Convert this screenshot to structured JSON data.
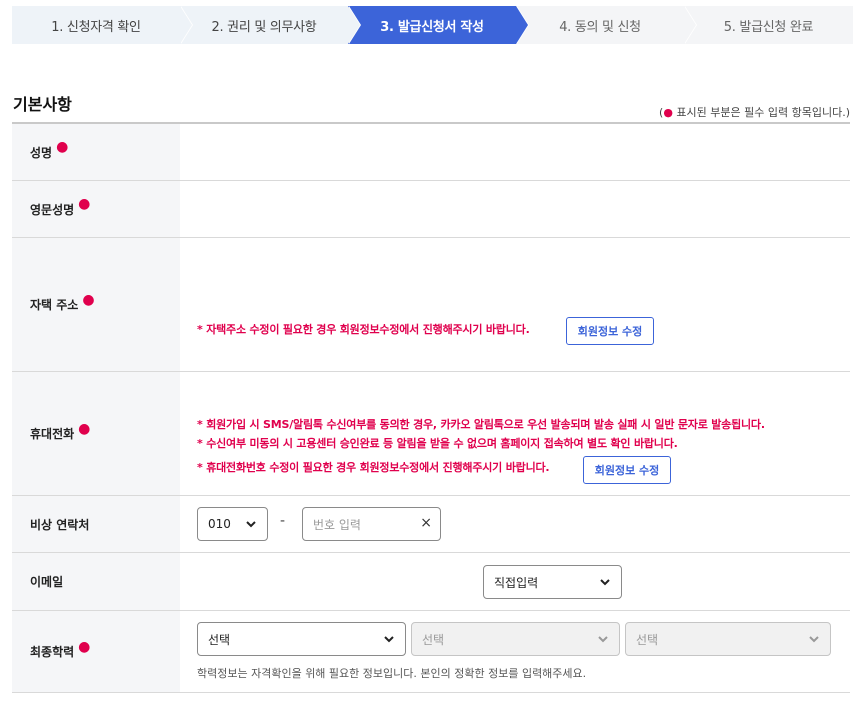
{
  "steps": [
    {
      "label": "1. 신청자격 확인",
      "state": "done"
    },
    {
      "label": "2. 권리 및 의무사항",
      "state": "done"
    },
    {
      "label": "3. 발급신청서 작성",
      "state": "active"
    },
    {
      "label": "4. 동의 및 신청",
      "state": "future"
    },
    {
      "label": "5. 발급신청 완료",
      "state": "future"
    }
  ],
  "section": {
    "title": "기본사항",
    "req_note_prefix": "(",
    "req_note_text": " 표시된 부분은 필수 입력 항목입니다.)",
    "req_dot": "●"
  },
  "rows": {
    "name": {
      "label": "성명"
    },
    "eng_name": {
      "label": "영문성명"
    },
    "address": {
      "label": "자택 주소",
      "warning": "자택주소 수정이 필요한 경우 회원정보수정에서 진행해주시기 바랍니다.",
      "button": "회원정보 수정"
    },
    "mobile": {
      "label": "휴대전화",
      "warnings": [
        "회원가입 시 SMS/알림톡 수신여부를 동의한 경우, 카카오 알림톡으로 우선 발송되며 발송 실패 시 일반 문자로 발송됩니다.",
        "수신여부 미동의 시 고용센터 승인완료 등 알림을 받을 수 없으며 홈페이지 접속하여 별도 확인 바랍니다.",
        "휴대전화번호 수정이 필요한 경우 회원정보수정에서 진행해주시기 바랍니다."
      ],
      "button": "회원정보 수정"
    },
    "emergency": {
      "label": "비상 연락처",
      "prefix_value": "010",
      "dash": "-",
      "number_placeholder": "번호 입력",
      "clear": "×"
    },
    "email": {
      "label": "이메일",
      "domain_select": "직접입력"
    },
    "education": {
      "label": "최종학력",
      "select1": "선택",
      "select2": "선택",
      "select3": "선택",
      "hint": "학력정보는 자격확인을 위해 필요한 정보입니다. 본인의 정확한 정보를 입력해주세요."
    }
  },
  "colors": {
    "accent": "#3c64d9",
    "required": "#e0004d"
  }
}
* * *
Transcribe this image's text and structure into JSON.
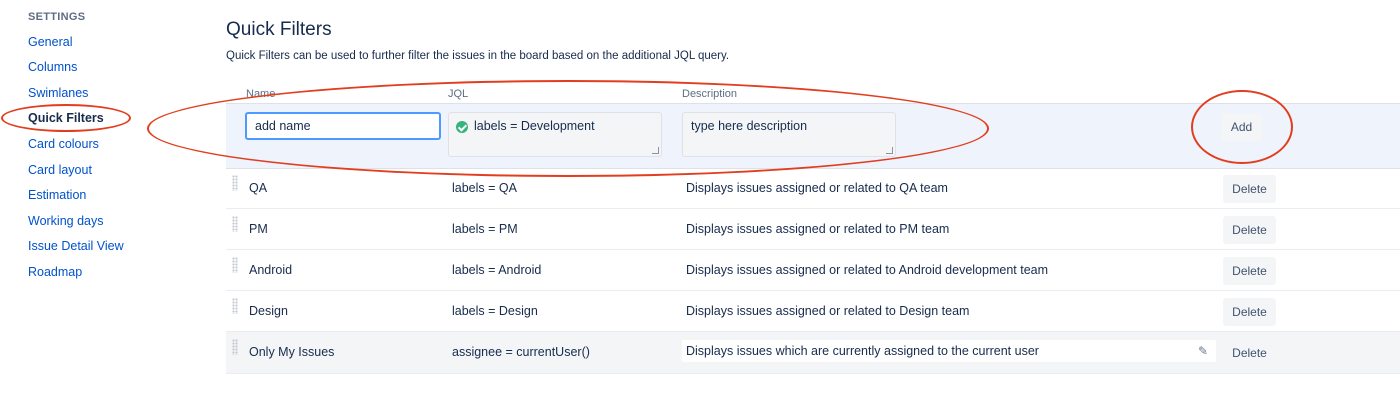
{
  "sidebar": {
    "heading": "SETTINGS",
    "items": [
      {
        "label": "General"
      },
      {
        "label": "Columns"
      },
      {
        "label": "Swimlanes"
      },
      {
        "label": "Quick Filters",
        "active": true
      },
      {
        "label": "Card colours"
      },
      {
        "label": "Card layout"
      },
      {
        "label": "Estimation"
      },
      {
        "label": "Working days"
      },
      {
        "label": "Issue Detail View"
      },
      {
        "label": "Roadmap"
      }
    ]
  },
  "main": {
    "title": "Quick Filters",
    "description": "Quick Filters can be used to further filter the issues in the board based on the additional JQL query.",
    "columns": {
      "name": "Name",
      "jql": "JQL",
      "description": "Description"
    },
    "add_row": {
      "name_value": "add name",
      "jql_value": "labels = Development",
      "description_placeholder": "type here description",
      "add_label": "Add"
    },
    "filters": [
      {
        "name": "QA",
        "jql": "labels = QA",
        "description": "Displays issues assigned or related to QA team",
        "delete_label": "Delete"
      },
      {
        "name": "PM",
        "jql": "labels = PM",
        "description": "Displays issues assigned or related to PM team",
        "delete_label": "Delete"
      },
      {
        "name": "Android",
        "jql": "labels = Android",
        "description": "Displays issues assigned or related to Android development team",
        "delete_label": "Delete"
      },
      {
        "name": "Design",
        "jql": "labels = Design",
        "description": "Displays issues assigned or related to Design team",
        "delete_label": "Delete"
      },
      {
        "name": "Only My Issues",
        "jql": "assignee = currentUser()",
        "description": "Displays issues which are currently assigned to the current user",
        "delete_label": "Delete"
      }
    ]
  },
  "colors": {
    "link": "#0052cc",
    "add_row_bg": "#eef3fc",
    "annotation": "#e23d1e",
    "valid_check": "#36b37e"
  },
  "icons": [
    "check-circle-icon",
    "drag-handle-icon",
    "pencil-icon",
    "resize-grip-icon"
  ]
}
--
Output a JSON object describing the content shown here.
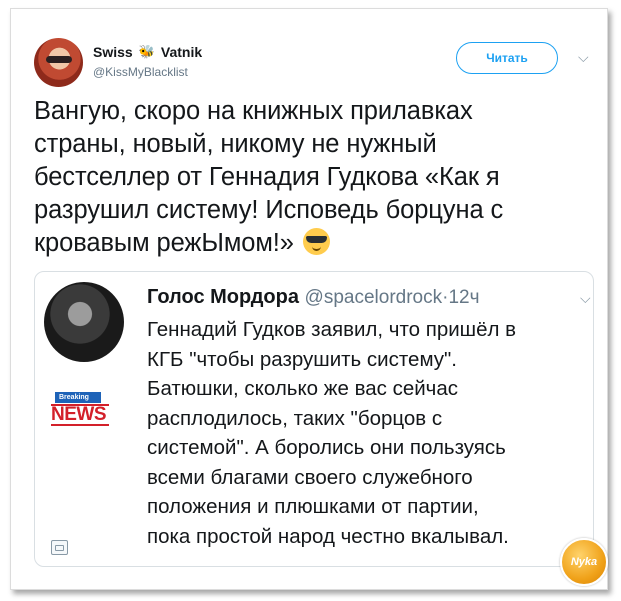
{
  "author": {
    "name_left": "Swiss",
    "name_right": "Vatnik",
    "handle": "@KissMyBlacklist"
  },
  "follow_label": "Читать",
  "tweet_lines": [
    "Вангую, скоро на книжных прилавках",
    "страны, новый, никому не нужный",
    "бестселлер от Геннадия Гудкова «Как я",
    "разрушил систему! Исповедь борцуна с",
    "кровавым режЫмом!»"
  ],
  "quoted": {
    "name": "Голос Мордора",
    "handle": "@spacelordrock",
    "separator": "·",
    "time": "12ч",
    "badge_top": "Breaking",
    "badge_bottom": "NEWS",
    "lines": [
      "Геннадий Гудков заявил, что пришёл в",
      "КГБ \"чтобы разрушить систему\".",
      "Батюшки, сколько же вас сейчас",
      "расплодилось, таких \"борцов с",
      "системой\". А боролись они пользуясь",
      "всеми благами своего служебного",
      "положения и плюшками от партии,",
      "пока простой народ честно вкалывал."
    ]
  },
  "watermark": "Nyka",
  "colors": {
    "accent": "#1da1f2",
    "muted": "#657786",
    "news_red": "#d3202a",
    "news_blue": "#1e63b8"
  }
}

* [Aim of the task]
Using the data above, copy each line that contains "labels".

* [Output of the task]
      "jql_value": "labels = Development",
        "jql": "labels = QA",
        "jql": "labels = PM",
        "jql": "labels = Android",
        "jql": "labels = Design",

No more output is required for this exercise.